Project Summary: In response to the RFA-MH-18-610---?the FOA invites research grant applications to decipher pathways and mechanisms responsible for HIV-1 induced central nervous system (CNS) dysfunction?, we focused on the Areas of Research Interest: ?NIDA is interested in understanding the underlying mechanisms whereby drugs of abuse and HIV infection interact to impair CNS functions mediated through altered neuronal circuits, neuronal receptors.? The United States currently has an opioid overuse epidemic. Despite the advent of effective anti-retroviral therapy, HIV-neuropathic pain (HIV-NP) is a common neurological complication as patients enjoy longer life spans. This serious health issue is further exacerbated by chronic abuse of opiates often seen in HIV+ individuals, leading, in turn, to increased severity of neurological deficits. HIV and chronic morphine use/abuse can increase cytokine production resulting in enhanced neuroinflammation. HIV-related neuron damage is induced either directly by neurotoxic substances or indirectly by activating glial cells releasing neurotoxic factors (such as, TNF?). Our preliminary data shows that repeated exposure of HIV coat protein gp120 with morphine decreased neuronal sirtuin (SIRT) 3 expression, an NAD+-dependent deacetylase that regulates mitochondrial detoxification in the spinal cord dorsal horn (SCDH), and increased in neuronal mitochondrial superoxide. However, the exact upstream pathways responsible for the loss of neuronal SIRT3 in the SCDH in the interaction of gp120 and morphine is not clear. Recent studies show that the epigenetic reader Brd4, one of bromodomain and extraterminal (BET) family of proteins modulates, the expression of transcriptional factor c-Myc. The epigenetic writer, enhancer of zeste homology 2 (EZH2) suppresses gene expression via histone methylation (e.g., H3K27me3). Brd4 positively regulates EZH2 transcription through upregulation of c-Myc. In this proposal we will test the hypothesis that neuronal TNFRI- --Brd4---c-Myc---EZH2 epigenetic pathway mediates the loss of anti-oxidative SIRT3 system in the spinal cord dorsal horn in HIV/chronic opioid-related neuropathic pain. We will combine molecular and epigenetic approach, knockout (KO) mice, conditional knockout (cKO) mice, neuron-selective viral vectors, mitochondrial superoxide imaging, and molecular-pharmacological assays all in vivo to prove novel mechanisms.
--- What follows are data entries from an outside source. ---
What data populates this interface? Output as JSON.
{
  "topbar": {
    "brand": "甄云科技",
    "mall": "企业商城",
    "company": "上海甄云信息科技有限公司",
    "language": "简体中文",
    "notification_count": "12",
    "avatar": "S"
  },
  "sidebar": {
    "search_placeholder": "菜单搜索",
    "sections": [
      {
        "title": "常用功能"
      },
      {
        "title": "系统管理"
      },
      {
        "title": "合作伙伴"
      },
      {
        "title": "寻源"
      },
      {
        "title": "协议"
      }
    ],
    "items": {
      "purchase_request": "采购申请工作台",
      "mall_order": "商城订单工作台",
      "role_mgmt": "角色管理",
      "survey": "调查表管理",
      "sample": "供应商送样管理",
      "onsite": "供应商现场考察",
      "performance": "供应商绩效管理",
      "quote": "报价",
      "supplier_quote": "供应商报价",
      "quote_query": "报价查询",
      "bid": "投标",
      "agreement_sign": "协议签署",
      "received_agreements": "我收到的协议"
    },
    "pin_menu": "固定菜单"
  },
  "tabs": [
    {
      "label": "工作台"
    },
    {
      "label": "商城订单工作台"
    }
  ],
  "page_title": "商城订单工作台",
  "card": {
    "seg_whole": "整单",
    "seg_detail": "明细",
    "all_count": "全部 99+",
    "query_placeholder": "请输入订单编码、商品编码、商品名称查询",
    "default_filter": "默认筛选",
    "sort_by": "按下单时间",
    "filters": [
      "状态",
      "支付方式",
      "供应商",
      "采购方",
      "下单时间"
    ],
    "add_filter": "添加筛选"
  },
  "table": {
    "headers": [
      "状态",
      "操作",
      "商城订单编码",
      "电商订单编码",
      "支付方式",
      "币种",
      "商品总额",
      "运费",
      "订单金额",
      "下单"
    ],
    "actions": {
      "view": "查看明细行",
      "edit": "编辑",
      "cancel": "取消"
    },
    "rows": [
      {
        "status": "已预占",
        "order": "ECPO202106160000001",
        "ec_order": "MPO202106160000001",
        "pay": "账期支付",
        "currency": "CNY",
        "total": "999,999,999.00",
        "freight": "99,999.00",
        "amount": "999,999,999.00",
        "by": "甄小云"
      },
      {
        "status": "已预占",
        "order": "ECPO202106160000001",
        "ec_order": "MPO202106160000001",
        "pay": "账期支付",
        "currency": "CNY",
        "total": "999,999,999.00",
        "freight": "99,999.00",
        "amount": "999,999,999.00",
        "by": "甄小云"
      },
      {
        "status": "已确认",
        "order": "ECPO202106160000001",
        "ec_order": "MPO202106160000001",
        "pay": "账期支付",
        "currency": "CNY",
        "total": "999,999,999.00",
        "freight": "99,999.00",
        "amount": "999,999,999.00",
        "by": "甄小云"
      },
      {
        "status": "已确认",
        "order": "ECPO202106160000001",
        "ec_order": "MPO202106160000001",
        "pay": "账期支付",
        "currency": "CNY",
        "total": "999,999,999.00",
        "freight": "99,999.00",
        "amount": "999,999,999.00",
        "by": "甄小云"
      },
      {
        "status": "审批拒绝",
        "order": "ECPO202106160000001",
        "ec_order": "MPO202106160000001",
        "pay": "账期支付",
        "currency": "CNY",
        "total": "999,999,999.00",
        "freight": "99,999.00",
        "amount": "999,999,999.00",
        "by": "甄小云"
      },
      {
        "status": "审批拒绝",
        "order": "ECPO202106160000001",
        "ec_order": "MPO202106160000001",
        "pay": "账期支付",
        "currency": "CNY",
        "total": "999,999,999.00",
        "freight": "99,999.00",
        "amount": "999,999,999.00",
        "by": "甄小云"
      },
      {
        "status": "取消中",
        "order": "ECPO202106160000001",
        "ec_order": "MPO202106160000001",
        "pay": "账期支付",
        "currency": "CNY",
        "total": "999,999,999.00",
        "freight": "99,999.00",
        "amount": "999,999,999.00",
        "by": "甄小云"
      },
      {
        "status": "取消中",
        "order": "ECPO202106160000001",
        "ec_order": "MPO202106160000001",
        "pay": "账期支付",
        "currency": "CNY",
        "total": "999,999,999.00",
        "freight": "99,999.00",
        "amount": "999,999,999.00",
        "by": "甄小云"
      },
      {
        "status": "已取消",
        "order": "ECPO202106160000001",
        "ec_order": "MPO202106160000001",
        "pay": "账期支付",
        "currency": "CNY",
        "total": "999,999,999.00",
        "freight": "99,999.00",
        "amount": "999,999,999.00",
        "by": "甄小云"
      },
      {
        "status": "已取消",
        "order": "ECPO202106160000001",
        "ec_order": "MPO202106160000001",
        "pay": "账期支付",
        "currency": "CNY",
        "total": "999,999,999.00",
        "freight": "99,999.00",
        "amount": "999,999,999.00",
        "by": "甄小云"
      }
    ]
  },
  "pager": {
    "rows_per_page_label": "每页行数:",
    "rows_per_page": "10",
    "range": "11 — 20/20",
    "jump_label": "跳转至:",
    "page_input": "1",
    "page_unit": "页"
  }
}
Based on the neuronal signal transduction pathway, the results of these studies will provide insights on the treatment of neuropathic pain of the interaction of HIV and opioids.
|Effective start/end date||9/30/18 → 7/31/23|
- National Institutes of Health: $345,375.00
Central Nervous System
Human Immunodeficiency Virus Proteins